Psychotherapy Notes Defined.
Notes recorded by a health care provider who is a mental health professional that:
1) Document or analyze the contents of conversations during a counseling session; and
2) Are separated from the rest of the patient’s medical records (45 C.F.R. § 164.501)
HIPAA Standard: Right of Access.
Under HIPAA’s Privacy Rule, a mental health professional is not required to disclose psychotherapy notes to a patient In fact, psychotherapy notes are specifically excluded from a patient’s general right to access or inspect their own medical records If a mental health professional ever wishes to disclose the psychotherapy notes, however, they are permitted to do so, but must first receive the patient’s authorization (45 C.F.R. § 164.524(a).
There are only three instances in which a mental health professional does not need patient authorization to use or disclose psychotherapy notes under HIPAA:
•Use by the provider for treatment;
•Use or disclosure for certain training purposes; or
•Use or disclosure to defense in a legal action (45 C.F.R. § 164.508(a)(2))
Minnesota Standard: Patient Access.
Minnesota’s Health Records Act gives patients broader rights when it comes to accessing mental health records because it does not distinguish psychotherapy notes from other medical records Minnesota law requires that a provider give a patient “complete and current” information concerning any diagnosis, treatment or prognosis that relates to the patient upon request (Minn. Stat. § 144.292, subd. 2). A client also has the right to access and consent to release records related to psychological services under administrative rules governing psychologists (Minn. R. 7200.4710).
Minnesota has created an exception, however, that gives providers the discretion to withhold health records (including psychotherapy notes) if the provider believes that “the information is detrimental to the physical or mental health of the patient, or is likely to cause the patient to inflict self harm, or to harm another ” (Minn. Stat. § 144.292, subd. 7)
Minnesota also has a “Duty to Warn” statute that places a provider under a duty to disclose protected information to “predict, warn of, or take reasonable precautions to provide protections from, violent behaviors”. This duty arises when a patient has communicated a specific, serious threat of physical violence against a specific, clearly identified or identifiable potential victim If this occurs, a provider must make reasonable efforts to communicate the threat to the potential victim or to law enforcement (Minn. Stat. § 148.975, subd. 2).
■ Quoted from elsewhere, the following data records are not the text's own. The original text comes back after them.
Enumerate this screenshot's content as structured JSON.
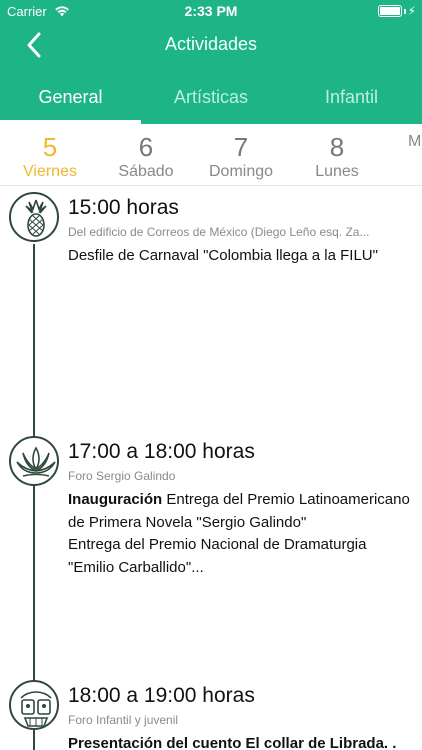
{
  "status_bar": {
    "carrier": "Carrier",
    "time": "2:33 PM"
  },
  "nav": {
    "title": "Actividades"
  },
  "tabs": [
    {
      "label": "General",
      "selected": true
    },
    {
      "label": "Artísticas",
      "selected": false
    },
    {
      "label": "Infantil",
      "selected": false
    }
  ],
  "days": [
    {
      "num": "5",
      "name": "Viernes",
      "selected": true
    },
    {
      "num": "6",
      "name": "Sábado",
      "selected": false
    },
    {
      "num": "7",
      "name": "Domingo",
      "selected": false
    },
    {
      "num": "8",
      "name": "Lunes",
      "selected": false
    },
    {
      "num": "",
      "name": "M",
      "selected": false
    }
  ],
  "events": [
    {
      "icon": "pineapple-icon",
      "time": "15:00 horas",
      "venue": "Del edificio de Correos de México (Diego Leño esq. Za...",
      "desc_bold": "",
      "desc": "Desfile de Carnaval \"Colombia llega a la FILU\""
    },
    {
      "icon": "lotus-icon",
      "time": "17:00 a 18:00 horas",
      "venue": "Foro Sergio Galindo",
      "desc_bold": "Inauguración",
      "desc": "Entrega del Premio Latinoamericano de Primera Novela \"Sergio Galindo\"",
      "desc2": "Entrega del Premio Nacional de Dramaturgia \"Emilio Carballido\"..."
    },
    {
      "icon": "mask-icon",
      "time": "18:00 a 19:00 horas",
      "venue": "Foro Infantil y juvenil",
      "desc_bold": "Presentación del cuento El collar de Librada. .",
      "desc": ""
    }
  ],
  "colors": {
    "primary": "#1db486",
    "accent": "#f2b72c",
    "timeline": "#2f4a3c"
  }
}
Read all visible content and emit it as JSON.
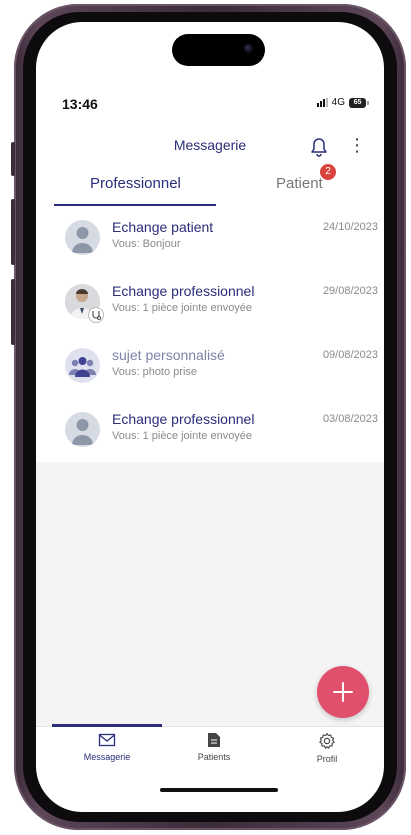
{
  "status_bar": {
    "time": "13:46",
    "network": "4G",
    "battery": "65"
  },
  "header": {
    "title": "Messagerie"
  },
  "tabs": [
    {
      "label": "Professionnel",
      "active": true
    },
    {
      "label": "Patient",
      "badge": "2"
    }
  ],
  "conversations": [
    {
      "title": "Echange patient",
      "subtitle": "Vous: Bonjour",
      "date": "24/10/2023",
      "avatar": "default-person-icon"
    },
    {
      "title": "Echange professionnel",
      "subtitle": "Vous: 1 pièce jointe envoyée",
      "date": "29/08/2023",
      "avatar": "doctor-photo"
    },
    {
      "title": "sujet personnalisé",
      "subtitle": "Vous: photo prise",
      "date": "09/08/2023",
      "avatar": "group-icon"
    },
    {
      "title": "Echange professionnel",
      "subtitle": "Vous: 1 pièce jointe envoyée",
      "date": "03/08/2023",
      "avatar": "default-person-icon"
    }
  ],
  "bottom_nav": [
    {
      "label": "Messagerie",
      "icon": "mail-icon",
      "active": true
    },
    {
      "label": "Patients",
      "icon": "document-icon"
    },
    {
      "label": "Profil",
      "icon": "gear-icon"
    }
  ],
  "colors": {
    "primary": "#2a2d7a",
    "badge": "#d9443f",
    "fab": "#e04f6b",
    "muted_text": "#8a8a8a",
    "background_empty": "#f4f4f4"
  }
}
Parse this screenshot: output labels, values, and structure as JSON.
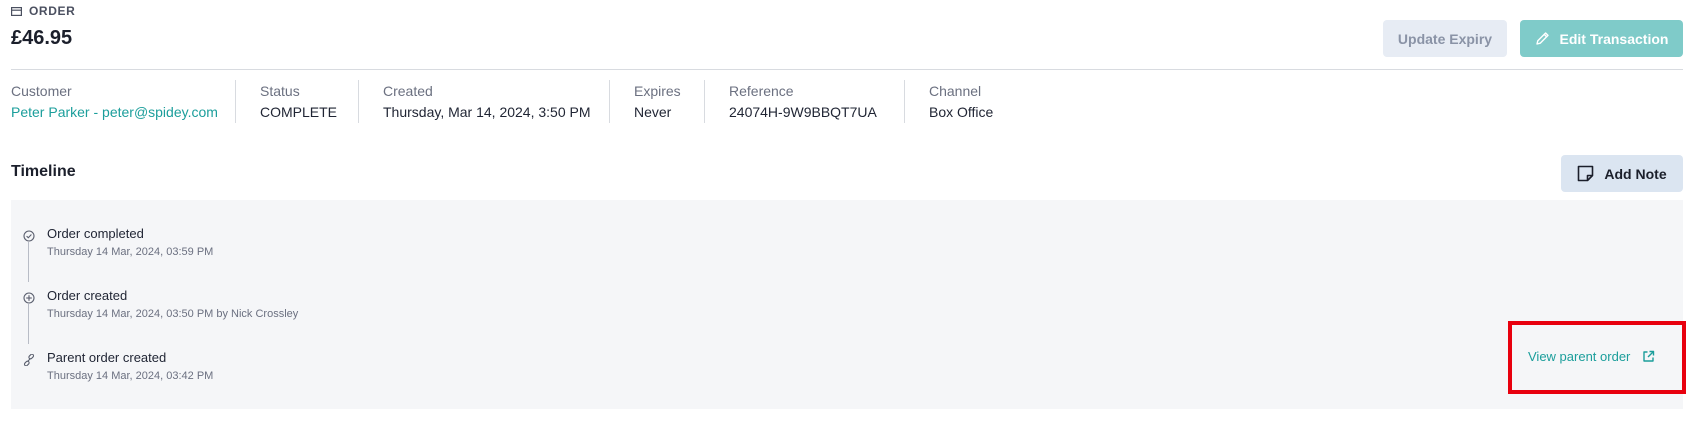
{
  "header": {
    "section_label": "ORDER",
    "amount": "£46.95",
    "update_expiry_label": "Update Expiry",
    "edit_transaction_label": "Edit Transaction"
  },
  "meta": {
    "customer": {
      "label": "Customer",
      "value": "Peter Parker - peter@spidey.com"
    },
    "status": {
      "label": "Status",
      "value": "COMPLETE"
    },
    "created": {
      "label": "Created",
      "value": "Thursday, Mar 14, 2024, 3:50 PM"
    },
    "expires": {
      "label": "Expires",
      "value": "Never"
    },
    "reference": {
      "label": "Reference",
      "value": "24074H-9W9BBQT7UA"
    },
    "channel": {
      "label": "Channel",
      "value": "Box Office"
    }
  },
  "timeline": {
    "title": "Timeline",
    "add_note_label": "Add Note",
    "items": [
      {
        "icon": "check-circle-icon",
        "title": "Order completed",
        "subtitle": "Thursday 14 Mar, 2024, 03:59 PM"
      },
      {
        "icon": "plus-circle-icon",
        "title": "Order created",
        "subtitle": "Thursday 14 Mar, 2024, 03:50 PM by Nick Crossley"
      },
      {
        "icon": "link-icon",
        "title": "Parent order created",
        "subtitle": "Thursday 14 Mar, 2024, 03:42 PM"
      }
    ],
    "view_parent_label": "View parent order"
  },
  "colors": {
    "accent": "#1b9e9b",
    "edit_button": "#7fcbc9",
    "highlight": "#e8000e"
  }
}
If HIPAA and a state law differ as to patient access to medical records, HIPAA says that the law that gives the patients more access is the law that the covered entities within the state should follow (45 C.F.R. § 160.203(b)). Because Minnesota provides the right for a patient to access all of their medical records (without any restrictions as to psychotherapy notes), Minnesota mental health professionals should be aware that their patients will be able to access any psychotherapy notes that relate to that patient.
**This article was originally posted by the Minnesota Department of Health, Holt Law, LLC assumes no liability for it’s accuracy. This is not legal advice. Please consult with an attorney.